WORK TO BE COMPLETED: Once the pictures are removed, reproduce what is left of the data below exactly.
━━━ MATERIAL SUPPLIED
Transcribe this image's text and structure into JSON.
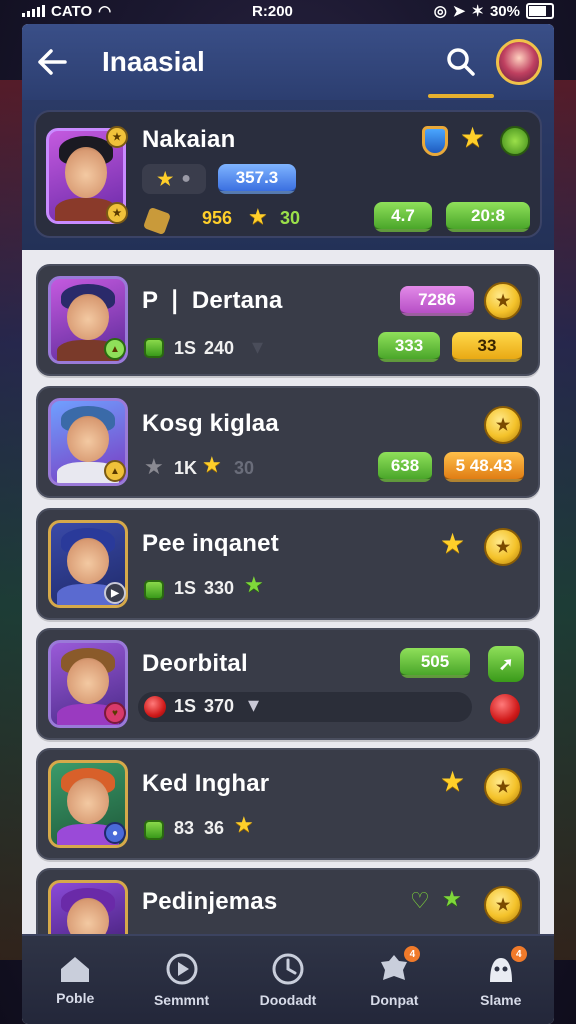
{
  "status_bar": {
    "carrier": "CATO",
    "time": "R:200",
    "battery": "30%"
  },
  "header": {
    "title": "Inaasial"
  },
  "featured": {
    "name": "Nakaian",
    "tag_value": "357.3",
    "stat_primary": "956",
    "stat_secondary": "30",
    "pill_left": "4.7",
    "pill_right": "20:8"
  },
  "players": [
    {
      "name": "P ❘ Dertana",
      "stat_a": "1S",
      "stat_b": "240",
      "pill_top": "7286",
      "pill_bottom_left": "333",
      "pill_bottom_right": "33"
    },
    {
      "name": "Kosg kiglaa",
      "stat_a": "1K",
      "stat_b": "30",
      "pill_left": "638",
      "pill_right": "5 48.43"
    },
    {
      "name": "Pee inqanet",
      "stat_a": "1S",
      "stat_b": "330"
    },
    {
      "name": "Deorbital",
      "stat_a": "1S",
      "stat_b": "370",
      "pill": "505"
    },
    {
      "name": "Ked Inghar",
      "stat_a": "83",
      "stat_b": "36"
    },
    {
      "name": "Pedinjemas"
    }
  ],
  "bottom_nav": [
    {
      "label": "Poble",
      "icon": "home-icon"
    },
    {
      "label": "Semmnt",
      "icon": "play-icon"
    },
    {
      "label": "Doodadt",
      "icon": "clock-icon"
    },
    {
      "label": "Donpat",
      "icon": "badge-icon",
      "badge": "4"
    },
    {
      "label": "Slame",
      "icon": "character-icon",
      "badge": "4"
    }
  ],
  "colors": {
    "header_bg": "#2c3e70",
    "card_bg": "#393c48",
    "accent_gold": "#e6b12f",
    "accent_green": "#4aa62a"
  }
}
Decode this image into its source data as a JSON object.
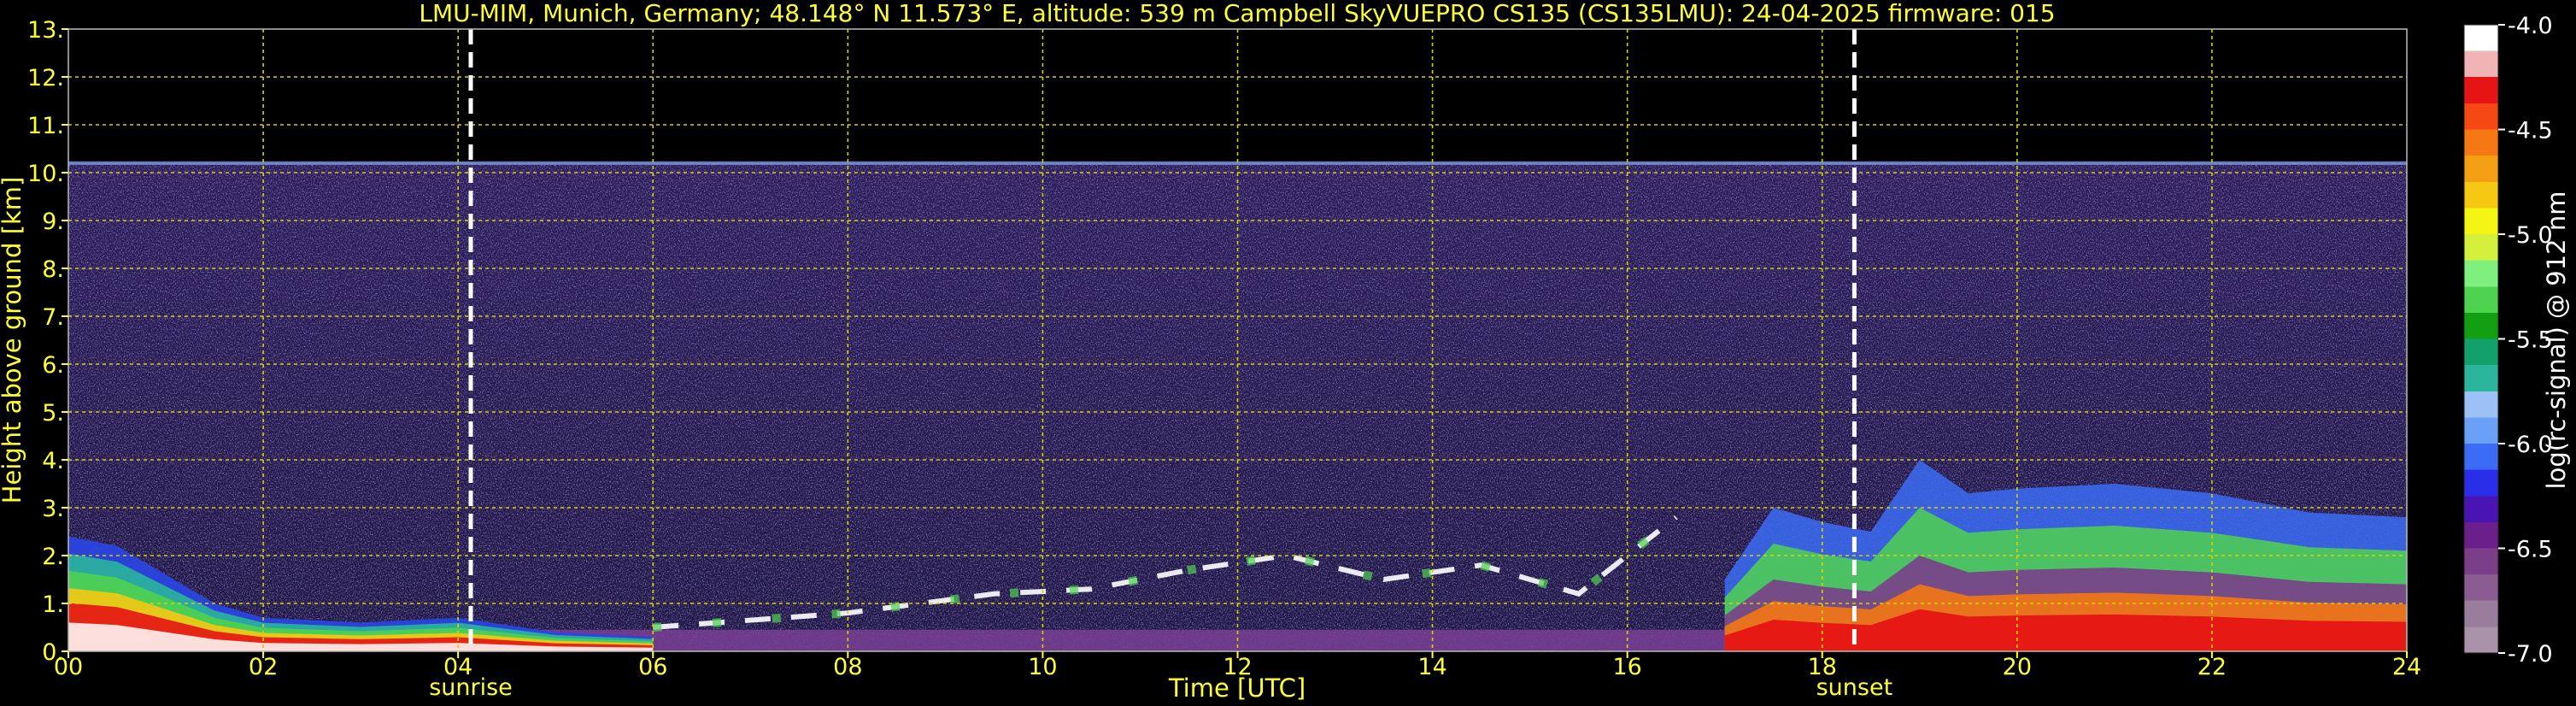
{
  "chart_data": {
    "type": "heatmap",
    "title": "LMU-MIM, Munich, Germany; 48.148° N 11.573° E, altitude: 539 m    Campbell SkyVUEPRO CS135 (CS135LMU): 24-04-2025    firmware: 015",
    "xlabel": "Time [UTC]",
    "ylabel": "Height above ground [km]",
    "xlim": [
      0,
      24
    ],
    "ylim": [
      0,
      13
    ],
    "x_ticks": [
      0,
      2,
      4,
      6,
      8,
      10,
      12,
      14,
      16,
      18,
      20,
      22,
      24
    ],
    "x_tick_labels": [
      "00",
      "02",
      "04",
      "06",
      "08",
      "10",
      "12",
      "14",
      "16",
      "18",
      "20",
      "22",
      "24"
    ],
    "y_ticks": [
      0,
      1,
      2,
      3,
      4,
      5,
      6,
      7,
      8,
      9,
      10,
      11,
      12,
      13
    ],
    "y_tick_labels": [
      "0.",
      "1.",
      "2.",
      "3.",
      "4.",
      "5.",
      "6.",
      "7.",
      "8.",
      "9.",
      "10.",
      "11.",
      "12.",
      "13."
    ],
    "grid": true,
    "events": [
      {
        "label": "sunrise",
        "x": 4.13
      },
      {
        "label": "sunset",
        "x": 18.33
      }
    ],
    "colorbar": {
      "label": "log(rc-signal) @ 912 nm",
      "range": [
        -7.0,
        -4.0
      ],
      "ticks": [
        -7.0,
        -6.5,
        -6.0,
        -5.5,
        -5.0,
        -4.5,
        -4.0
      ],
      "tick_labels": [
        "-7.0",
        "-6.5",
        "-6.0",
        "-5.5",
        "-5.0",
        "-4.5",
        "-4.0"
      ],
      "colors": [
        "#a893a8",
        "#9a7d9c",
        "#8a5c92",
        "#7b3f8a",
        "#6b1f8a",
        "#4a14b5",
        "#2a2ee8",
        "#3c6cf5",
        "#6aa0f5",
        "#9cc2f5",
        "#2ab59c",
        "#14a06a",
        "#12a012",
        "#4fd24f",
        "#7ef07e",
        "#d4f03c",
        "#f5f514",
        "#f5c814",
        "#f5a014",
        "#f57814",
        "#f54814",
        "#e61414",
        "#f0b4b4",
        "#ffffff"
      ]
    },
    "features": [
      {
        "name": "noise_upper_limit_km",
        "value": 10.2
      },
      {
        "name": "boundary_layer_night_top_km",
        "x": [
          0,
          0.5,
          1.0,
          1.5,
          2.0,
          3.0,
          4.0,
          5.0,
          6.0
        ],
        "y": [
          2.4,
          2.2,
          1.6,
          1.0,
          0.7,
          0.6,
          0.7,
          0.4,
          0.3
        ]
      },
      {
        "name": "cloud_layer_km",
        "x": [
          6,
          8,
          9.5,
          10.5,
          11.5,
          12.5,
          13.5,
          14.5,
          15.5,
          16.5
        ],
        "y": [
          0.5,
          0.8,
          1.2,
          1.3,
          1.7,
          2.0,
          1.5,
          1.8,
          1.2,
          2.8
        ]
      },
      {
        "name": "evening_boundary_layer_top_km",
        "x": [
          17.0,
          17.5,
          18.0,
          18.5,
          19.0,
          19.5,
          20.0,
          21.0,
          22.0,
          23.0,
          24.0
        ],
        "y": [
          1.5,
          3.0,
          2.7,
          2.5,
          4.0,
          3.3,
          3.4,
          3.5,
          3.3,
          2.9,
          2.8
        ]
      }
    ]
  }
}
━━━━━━
EXERCISE RESPONSE:
Transcribe this image's text and structure into JSON.
{
  "status_bar": {
    "carrier": "CATO",
    "time": "R:200",
    "battery": "30%"
  },
  "header": {
    "title": "Inaasial"
  },
  "featured": {
    "name": "Nakaian",
    "tag_value": "357.3",
    "stat_primary": "956",
    "stat_secondary": "30",
    "pill_left": "4.7",
    "pill_right": "20:8"
  },
  "players": [
    {
      "name": "P ❘ Dertana",
      "stat_a": "1S",
      "stat_b": "240",
      "pill_top": "7286",
      "pill_bottom_left": "333",
      "pill_bottom_right": "33"
    },
    {
      "name": "Kosg kiglaa",
      "stat_a": "1K",
      "stat_b": "30",
      "pill_left": "638",
      "pill_right": "5 48.43"
    },
    {
      "name": "Pee inqanet",
      "stat_a": "1S",
      "stat_b": "330"
    },
    {
      "name": "Deorbital",
      "stat_a": "1S",
      "stat_b": "370",
      "pill": "505"
    },
    {
      "name": "Ked Inghar",
      "stat_a": "83",
      "stat_b": "36"
    },
    {
      "name": "Pedinjemas"
    }
  ],
  "bottom_nav": [
    {
      "label": "Poble",
      "icon": "home-icon"
    },
    {
      "label": "Semmnt",
      "icon": "play-icon"
    },
    {
      "label": "Doodadt",
      "icon": "clock-icon"
    },
    {
      "label": "Donpat",
      "icon": "badge-icon",
      "badge": "4"
    },
    {
      "label": "Slame",
      "icon": "character-icon",
      "badge": "4"
    }
  ],
  "colors": {
    "header_bg": "#2c3e70",
    "card_bg": "#393c48",
    "accent_gold": "#e6b12f",
    "accent_green": "#4aa62a"
  }
}
Decode this image into its source data as a JSON object.
{
  "chart_data": {
    "type": "heatmap",
    "title": "LMU-MIM, Munich, Germany; 48.148° N 11.573° E, altitude: 539 m    Campbell SkyVUEPRO CS135 (CS135LMU): 24-04-2025    firmware: 015",
    "xlabel": "Time [UTC]",
    "ylabel": "Height above ground [km]",
    "xlim": [
      0,
      24
    ],
    "ylim": [
      0,
      13
    ],
    "x_ticks": [
      0,
      2,
      4,
      6,
      8,
      10,
      12,
      14,
      16,
      18,
      20,
      22,
      24
    ],
    "x_tick_labels": [
      "00",
      "02",
      "04",
      "06",
      "08",
      "10",
      "12",
      "14",
      "16",
      "18",
      "20",
      "22",
      "24"
    ],
    "y_ticks": [
      0,
      1,
      2,
      3,
      4,
      5,
      6,
      7,
      8,
      9,
      10,
      11,
      12,
      13
    ],
    "y_tick_labels": [
      "0.",
      "1.",
      "2.",
      "3.",
      "4.",
      "5.",
      "6.",
      "7.",
      "8.",
      "9.",
      "10.",
      "11.",
      "12.",
      "13."
    ],
    "grid": true,
    "events": [
      {
        "label": "sunrise",
        "x": 4.13
      },
      {
        "label": "sunset",
        "x": 18.33
      }
    ],
    "colorbar": {
      "label": "log(rc-signal) @ 912 nm",
      "range": [
        -7.0,
        -4.0
      ],
      "ticks": [
        -7.0,
        -6.5,
        -6.0,
        -5.5,
        -5.0,
        -4.5,
        -4.0
      ],
      "tick_labels": [
        "-7.0",
        "-6.5",
        "-6.0",
        "-5.5",
        "-5.0",
        "-4.5",
        "-4.0"
      ],
      "colors": [
        "#a893a8",
        "#9a7d9c",
        "#8a5c92",
        "#7b3f8a",
        "#6b1f8a",
        "#4a14b5",
        "#2a2ee8",
        "#3c6cf5",
        "#6aa0f5",
        "#9cc2f5",
        "#2ab59c",
        "#14a06a",
        "#12a012",
        "#4fd24f",
        "#7ef07e",
        "#d4f03c",
        "#f5f514",
        "#f5c814",
        "#f5a014",
        "#f57814",
        "#f54814",
        "#e61414",
        "#f0b4b4",
        "#ffffff"
      ]
    },
    "features": [
      {
        "name": "noise_upper_limit_km",
        "value": 10.2
      },
      {
        "name": "boundary_layer_night_top_km",
        "x": [
          0,
          0.5,
          1.0,
          1.5,
          2.0,
          3.0,
          4.0,
          5.0,
          6.0
        ],
        "y": [
          2.4,
          2.2,
          1.6,
          1.0,
          0.7,
          0.6,
          0.7,
          0.4,
          0.3
        ]
      },
      {
        "name": "cloud_layer_km",
        "x": [
          6,
          8,
          9.5,
          10.5,
          11.5,
          12.5,
          13.5,
          14.5,
          15.5,
          16.5
        ],
        "y": [
          0.5,
          0.8,
          1.2,
          1.3,
          1.7,
          2.0,
          1.5,
          1.8,
          1.2,
          2.8
        ]
      },
      {
        "name": "evening_boundary_layer_top_km",
        "x": [
          17.0,
          17.5,
          18.0,
          18.5,
          19.0,
          19.5,
          20.0,
          21.0,
          22.0,
          23.0,
          24.0
        ],
        "y": [
          1.5,
          3.0,
          2.7,
          2.5,
          4.0,
          3.3,
          3.4,
          3.5,
          3.3,
          2.9,
          2.8
        ]
      }
    ]
  }
}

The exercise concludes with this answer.